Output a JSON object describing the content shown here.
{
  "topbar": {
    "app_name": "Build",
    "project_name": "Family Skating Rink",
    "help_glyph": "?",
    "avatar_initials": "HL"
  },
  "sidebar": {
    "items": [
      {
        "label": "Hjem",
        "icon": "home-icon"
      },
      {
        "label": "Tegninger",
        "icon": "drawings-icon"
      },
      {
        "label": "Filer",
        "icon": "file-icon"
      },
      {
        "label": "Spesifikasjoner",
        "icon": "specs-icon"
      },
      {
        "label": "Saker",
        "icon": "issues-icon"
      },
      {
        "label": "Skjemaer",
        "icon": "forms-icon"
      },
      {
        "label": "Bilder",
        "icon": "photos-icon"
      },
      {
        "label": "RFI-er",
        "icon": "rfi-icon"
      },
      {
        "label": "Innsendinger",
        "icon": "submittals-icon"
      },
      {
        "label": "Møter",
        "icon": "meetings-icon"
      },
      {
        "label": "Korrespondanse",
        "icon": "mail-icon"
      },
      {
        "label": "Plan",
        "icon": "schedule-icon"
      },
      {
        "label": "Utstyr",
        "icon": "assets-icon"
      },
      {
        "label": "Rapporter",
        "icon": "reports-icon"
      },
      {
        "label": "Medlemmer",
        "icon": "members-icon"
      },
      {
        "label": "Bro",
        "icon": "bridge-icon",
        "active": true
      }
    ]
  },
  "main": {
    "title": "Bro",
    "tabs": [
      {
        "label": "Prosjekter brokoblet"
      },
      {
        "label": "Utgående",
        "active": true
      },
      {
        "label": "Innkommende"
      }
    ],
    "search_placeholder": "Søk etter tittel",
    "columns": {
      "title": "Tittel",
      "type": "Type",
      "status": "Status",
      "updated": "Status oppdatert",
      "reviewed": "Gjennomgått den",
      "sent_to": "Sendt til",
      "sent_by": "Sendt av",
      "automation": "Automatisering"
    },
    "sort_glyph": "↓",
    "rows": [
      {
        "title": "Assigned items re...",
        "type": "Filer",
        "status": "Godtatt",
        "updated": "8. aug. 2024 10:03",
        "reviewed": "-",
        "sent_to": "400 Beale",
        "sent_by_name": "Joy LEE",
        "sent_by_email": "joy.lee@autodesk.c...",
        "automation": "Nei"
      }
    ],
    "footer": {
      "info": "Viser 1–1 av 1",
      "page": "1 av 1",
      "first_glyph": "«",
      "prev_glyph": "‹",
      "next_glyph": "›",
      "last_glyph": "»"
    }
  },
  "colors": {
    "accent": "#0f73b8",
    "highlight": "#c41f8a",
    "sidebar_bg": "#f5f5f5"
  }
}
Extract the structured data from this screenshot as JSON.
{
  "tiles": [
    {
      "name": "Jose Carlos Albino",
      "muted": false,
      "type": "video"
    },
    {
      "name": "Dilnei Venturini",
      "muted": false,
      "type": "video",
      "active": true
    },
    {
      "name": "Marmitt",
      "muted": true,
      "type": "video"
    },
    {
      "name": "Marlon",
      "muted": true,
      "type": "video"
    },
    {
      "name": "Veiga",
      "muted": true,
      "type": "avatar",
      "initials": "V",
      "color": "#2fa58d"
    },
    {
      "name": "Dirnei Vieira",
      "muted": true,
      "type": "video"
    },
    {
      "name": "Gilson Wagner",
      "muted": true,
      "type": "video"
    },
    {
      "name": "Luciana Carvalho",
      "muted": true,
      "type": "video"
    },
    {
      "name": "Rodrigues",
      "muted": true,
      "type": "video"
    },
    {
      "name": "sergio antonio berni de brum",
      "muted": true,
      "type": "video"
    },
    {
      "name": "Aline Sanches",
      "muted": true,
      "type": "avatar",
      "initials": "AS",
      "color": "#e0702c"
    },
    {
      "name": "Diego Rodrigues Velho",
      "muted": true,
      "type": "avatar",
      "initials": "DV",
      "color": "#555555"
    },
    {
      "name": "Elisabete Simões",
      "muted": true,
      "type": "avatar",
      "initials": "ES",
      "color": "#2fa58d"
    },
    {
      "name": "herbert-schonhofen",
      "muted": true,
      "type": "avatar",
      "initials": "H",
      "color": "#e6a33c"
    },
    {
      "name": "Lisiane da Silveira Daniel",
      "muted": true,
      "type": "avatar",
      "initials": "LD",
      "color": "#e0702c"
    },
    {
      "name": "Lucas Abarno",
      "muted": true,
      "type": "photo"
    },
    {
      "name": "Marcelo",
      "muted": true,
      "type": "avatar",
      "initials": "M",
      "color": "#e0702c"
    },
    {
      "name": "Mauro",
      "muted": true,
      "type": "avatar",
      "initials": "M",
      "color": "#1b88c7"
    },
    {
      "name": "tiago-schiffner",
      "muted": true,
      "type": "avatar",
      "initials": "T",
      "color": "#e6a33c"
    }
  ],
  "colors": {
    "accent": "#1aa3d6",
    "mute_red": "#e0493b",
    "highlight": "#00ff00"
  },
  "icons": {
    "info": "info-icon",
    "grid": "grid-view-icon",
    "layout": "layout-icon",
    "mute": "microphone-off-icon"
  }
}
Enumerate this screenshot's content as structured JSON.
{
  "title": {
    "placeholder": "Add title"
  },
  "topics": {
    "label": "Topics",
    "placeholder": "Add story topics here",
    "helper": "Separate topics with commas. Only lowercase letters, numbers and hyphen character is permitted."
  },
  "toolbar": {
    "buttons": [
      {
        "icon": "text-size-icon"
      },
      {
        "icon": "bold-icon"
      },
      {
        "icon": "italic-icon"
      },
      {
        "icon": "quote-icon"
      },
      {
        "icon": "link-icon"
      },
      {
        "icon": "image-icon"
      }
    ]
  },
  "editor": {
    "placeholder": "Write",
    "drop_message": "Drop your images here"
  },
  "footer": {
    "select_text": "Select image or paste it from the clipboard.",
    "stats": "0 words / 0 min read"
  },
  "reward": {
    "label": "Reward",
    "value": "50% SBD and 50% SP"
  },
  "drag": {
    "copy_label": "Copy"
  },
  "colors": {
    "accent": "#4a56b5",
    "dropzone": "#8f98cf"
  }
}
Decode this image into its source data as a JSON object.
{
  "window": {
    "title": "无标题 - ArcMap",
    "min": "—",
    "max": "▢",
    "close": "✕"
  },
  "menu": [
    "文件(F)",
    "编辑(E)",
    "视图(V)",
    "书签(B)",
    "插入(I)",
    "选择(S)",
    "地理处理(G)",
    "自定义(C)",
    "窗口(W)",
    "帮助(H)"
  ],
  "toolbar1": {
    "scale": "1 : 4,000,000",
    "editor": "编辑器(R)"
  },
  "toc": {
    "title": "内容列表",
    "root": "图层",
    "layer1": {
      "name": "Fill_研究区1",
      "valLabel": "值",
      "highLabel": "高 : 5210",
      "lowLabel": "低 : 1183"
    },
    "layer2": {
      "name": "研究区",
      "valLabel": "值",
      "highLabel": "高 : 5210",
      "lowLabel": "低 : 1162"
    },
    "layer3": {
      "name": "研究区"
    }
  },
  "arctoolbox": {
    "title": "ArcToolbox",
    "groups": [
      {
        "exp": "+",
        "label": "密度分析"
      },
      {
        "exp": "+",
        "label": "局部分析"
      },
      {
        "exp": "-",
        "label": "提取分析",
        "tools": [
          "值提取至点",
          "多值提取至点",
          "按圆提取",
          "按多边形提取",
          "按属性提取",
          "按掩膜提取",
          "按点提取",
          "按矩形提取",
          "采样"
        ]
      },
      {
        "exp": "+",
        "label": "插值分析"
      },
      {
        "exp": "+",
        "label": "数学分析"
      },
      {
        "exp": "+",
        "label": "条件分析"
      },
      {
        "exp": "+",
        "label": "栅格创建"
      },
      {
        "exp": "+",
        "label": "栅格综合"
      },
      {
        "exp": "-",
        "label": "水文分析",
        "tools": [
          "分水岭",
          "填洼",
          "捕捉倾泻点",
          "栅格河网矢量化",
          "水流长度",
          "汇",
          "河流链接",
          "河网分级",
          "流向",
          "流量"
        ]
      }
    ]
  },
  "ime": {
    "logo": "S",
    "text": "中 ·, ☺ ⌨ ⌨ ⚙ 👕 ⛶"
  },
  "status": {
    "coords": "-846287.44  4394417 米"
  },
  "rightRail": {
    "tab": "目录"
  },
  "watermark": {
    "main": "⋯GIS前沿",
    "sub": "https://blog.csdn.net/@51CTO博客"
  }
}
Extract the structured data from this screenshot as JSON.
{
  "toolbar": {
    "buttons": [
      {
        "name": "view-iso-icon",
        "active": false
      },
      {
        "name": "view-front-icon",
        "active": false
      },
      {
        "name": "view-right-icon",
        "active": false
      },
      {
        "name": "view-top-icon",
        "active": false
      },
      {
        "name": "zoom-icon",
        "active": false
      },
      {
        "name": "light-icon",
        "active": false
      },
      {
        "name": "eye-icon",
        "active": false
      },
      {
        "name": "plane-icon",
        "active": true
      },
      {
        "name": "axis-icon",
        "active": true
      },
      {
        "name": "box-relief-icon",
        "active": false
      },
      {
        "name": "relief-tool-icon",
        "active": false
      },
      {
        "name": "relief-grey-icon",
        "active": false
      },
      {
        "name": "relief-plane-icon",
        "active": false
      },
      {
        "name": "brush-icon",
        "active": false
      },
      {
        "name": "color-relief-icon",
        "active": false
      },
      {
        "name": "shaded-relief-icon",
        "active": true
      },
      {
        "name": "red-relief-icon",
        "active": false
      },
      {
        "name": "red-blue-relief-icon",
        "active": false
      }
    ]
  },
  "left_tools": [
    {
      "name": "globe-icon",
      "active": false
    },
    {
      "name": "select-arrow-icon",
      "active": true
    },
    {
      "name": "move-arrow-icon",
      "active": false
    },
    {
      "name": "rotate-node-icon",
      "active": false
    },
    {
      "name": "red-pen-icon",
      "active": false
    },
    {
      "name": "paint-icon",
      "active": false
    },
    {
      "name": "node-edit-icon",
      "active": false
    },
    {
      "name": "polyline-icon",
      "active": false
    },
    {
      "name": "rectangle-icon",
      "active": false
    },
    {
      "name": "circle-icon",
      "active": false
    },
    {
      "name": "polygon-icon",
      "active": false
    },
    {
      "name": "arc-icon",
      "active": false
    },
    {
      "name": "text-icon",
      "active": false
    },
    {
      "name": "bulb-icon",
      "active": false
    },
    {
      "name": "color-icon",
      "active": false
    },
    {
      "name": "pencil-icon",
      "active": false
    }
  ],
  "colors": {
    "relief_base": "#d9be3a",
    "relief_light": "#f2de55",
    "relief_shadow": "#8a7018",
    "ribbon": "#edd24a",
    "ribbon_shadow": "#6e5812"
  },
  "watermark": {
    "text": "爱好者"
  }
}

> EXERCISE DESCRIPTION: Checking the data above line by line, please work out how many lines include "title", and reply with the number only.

> FINAL ANSWER: 8